Sri Lanka's war widows pin hopes on new president

Ms Evin Selvy, who struggles to feed her family on her wages as a farm labourer, hopes the new government will improve life for her three daughters. Her husband was killed just before the separatist war ended in 2009.
Ms Evin Selvy, who struggles to feed her family on her wages as a farm labourer, hopes the new government will improve life for her three daughters. Her husband was killed just before the separatist war ended in 2009.PHOTO: AGENCE FRANCE-PRESSE

Dreams of better future riding on Sirisena's pledge of change, reconciliation

JAFFNA - Shunned, destitute and pushed into prostitution in some cases, Sri Lanka's Tamil widows have returned to northern Jaffna since the end of the separatist war, only to discover they are not welcome in their homeland.

Now, six years after the war ended, the women who fled the fighting in the thousands are pinning their hopes on the nation's new president for a better future for their families.

"Widows are despised in our society," said Ms Baskaran Jegathiswari, 50, fighting back tears at her home in Achchuveli village in Jaffna, the heartland of Sri Lanka's ethnic Tamil minority.

"People look down on us. They think we bring bad luck," said Ms Jegathiswari, who lost her husband to military shellfire just months before the war ended in 2009.

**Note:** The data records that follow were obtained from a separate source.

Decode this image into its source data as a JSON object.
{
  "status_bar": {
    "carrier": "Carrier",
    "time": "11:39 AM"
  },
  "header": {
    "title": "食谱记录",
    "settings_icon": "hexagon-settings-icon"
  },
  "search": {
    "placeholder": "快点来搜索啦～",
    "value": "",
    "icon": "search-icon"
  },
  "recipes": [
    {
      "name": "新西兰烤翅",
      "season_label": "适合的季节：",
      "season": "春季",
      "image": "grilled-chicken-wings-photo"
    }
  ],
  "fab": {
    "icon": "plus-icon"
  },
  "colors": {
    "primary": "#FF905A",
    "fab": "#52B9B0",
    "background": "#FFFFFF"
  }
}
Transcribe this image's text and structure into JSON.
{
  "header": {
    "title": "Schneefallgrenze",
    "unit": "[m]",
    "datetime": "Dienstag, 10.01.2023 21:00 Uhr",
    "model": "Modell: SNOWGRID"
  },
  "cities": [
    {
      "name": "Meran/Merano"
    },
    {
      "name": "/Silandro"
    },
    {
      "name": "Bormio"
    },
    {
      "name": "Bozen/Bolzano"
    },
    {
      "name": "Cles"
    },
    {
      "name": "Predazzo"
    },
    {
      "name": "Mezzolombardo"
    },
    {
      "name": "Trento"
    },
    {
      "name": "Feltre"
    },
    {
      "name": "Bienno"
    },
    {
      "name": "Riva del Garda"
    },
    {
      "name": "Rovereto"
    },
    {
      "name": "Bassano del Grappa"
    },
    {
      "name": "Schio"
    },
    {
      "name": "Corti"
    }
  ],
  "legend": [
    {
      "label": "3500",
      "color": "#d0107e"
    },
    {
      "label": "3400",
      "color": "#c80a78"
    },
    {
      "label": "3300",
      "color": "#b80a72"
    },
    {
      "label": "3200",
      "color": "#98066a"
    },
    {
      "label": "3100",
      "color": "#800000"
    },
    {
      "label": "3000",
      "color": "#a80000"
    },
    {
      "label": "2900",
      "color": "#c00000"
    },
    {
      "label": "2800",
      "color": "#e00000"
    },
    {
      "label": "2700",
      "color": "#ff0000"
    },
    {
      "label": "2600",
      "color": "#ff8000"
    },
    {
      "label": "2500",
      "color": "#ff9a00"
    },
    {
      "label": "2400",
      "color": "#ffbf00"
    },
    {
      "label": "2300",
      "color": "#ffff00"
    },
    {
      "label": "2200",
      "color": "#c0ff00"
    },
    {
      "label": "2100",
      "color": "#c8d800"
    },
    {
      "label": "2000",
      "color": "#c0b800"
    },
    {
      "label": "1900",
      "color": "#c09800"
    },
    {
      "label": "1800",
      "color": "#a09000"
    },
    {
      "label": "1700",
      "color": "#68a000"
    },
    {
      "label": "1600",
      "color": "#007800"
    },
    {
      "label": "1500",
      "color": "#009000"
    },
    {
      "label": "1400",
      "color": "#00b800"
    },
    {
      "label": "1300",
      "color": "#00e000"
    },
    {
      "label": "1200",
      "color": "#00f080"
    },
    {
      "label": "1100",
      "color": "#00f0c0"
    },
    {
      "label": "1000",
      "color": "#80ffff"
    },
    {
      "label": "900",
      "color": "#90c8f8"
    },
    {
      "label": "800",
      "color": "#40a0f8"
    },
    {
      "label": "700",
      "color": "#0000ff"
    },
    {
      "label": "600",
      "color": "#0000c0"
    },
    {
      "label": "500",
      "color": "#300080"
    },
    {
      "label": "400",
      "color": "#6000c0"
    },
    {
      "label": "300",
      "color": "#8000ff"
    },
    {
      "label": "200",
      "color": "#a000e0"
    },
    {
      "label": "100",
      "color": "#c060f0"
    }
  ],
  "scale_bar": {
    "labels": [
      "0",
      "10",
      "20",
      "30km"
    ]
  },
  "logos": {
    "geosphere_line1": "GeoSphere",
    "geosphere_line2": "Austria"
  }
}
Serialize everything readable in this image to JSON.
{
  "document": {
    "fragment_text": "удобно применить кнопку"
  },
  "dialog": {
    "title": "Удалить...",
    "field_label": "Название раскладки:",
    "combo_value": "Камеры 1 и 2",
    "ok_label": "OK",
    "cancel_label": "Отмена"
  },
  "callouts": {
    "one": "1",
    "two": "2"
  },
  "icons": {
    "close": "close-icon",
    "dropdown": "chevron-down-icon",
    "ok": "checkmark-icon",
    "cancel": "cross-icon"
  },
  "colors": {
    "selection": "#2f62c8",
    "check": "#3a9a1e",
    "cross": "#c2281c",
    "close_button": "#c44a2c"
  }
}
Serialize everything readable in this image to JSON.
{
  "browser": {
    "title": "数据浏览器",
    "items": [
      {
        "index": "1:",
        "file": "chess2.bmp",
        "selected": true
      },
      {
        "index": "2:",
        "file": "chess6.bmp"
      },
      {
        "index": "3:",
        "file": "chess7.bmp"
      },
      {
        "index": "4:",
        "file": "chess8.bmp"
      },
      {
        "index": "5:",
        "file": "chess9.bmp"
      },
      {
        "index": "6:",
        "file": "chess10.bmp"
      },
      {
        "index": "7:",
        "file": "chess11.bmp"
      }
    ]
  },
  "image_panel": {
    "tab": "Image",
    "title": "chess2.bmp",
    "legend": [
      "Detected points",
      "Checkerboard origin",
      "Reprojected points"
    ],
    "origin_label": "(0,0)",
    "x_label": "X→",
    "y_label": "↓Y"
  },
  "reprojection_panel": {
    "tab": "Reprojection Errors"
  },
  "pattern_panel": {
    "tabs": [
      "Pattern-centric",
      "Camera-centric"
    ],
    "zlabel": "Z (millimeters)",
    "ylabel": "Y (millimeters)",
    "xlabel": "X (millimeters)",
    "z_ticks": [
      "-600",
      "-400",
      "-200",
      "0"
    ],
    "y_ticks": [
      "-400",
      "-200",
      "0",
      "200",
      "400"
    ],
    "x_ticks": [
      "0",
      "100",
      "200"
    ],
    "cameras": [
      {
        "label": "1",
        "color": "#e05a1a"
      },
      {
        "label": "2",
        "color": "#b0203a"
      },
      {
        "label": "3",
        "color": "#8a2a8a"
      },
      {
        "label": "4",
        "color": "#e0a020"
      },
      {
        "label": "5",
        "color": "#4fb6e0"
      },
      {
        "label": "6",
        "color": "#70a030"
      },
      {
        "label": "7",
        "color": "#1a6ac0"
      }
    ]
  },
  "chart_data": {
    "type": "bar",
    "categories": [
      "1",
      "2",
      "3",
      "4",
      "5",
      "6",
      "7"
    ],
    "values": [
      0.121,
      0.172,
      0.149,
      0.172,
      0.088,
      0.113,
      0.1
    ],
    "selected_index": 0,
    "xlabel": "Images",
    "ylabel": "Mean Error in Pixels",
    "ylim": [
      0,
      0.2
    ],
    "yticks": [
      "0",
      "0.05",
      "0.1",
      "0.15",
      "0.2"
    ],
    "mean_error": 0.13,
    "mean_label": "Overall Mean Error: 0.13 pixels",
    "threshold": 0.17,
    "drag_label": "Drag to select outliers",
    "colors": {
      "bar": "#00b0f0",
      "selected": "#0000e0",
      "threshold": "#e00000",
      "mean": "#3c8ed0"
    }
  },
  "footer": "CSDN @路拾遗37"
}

The women, whose husbands were killed or are still listed officially as missing, are closely watching President Maithripala Sirisena, who took office in January pledging reconciliation to "heal broken hearts and minds". Official figures show 27,000 widows heading households in Jaffna, where the conflict was centred, but local politicians say the figure is much higher.

"I can't think of rebuilding my life now," said widow Evin Selvy, who struggles to feed her family on wages of 500 rupees (S$5) a day as a farm labourer. "But I hope the new government will make it better for my three daughters."

Having taken refuge elsewhere in the north, Ms Selvy returned to Jaffna in 2009 to find her home and village destroyed in the fighting.

The 45-year-old had fled in 1990 with her husband, who was killed in the war's final months.

She and her daughters now live in a hut alongside their house, which has been partly rebuilt with funding from an Indian government project for war victims. But they cannot afford the remaining 200,000 rupees needed to finish it.

At least 100,000 people were killed in the war between 1983 and 2009, when the military finally crushed Tamil rebels fighting for a separate homeland for the ethnic minority.

Widows left behind say they feel vulnerable, with reports of physical abuse by members of their community. Others are ostracised, considered bad luck by the conservative Hindu society.

Many struggle to find jobs and cannot make ends meet, with some forced into prostitution, said social worker Dharshini Chandiran.

Several widows told Agence France-Presse that even family friends try to take advantage of their plight, seeking sex in return for financial or other assistance.

Well-meaning members of the Tamil community are also urging them to remarry for some security, said women's activist Mariarosa Sivarasa.

But some widows are being targeted by criminals to leave their villages and work as prostitutes in larger towns, said Ms Ananthi Sasitharan, 43, a member of the local Northern Provincial Council.

Despite the problems, Ms Sasitharan said she was optimistic that Mr Sirisena would take up their plight, with signs that his government is moving towards reconciliation. "He appears (to be) a simple person... I feel we can even call him directly to discuss any problem," Ms Sasitharan told AFP.

On Friday, Mr Sirisena ordered the dismissal of Parliament, clearing the way for a general election expected to be held in August, in a bid to strengthen his party's numbers and bolster his mandate for reform. The government has started returning some land throughout the north to families whose property was seized by the military during the war.

The President has also pledged a domestic inquiry into allegations made by a United Nations panel of atrocities committed in the fighting, including the killing of thousands of civilians and sexual violence by soldiers. But widows and the wider Tamil community argue there is still a long way to go, including meeting a key demand to remove large concentrations of troops still stationed in the north.

"We think the new president wants to change things," Ms Sivarasa said.


A version of this article appeared in the print edition of The Straits Times on June 29, 2015, with the headline 'Sri Lanka's war widows pin hopes on new president'. Print Edition | Subscribe